The Illinois State Bar Association recently released an advisory opinion addressing the ethical implications of a “reply to all” response by a lawyer when a represented person is included among the recipients. See ISBA Professional Conduct Advisory Op. No. 19-05 (Oct. 2019). The opinion notes that a lawyer who “carbon copies” a client on an email does not give implied consent for a recipient lawyer to communicate directly with the “cc’d” client by “replying all.” Said the committee, “instead of assuming that a lawyer who has copied his own client on an [email] has invited opposing counsel to include the client in reply,” the replying lawyer “must make a good faith determination” as to whether consent has been granted.” To violate the applicable standard of conduct, Rule 4.2, the lawyer must have actual knowledge of the recipient’s status as a represented party.
How can a lawyer avoid a “reply to all” problem? The opinion provides the following advice:
- Do not copy clients on emails with opposing counsel.
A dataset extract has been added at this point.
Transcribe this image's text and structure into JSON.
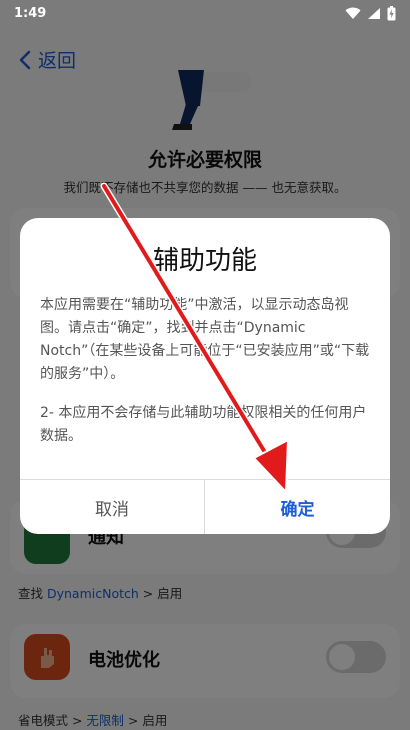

Be courteous of your opposing counsel and don’t put them in the position to violate professional conduct standards.
- Discuss email practices with opposing counsel and establish ground rules for when it is permissible to “cc” clients on emails.
- To avoid inadvertent communications, forward or “bcc” emails to your client rather than using the “cc” function.
- Upon receiving an email from a lawyer with an unknown party cc’d, confirm the person’s role in the litigation.
- Upon receiving an email from a lawyer with that lawyer’s client included as “cc” recipient, do not assume that the lawyer has consented to a subsequent “reply to all.” Instead, ask the sending lawyer whether a “reply to all” is acceptable.
- Special thanks to Spring 2020 Lawyering III student Charles Meeks for researching and writing the initial draft of this post. ↵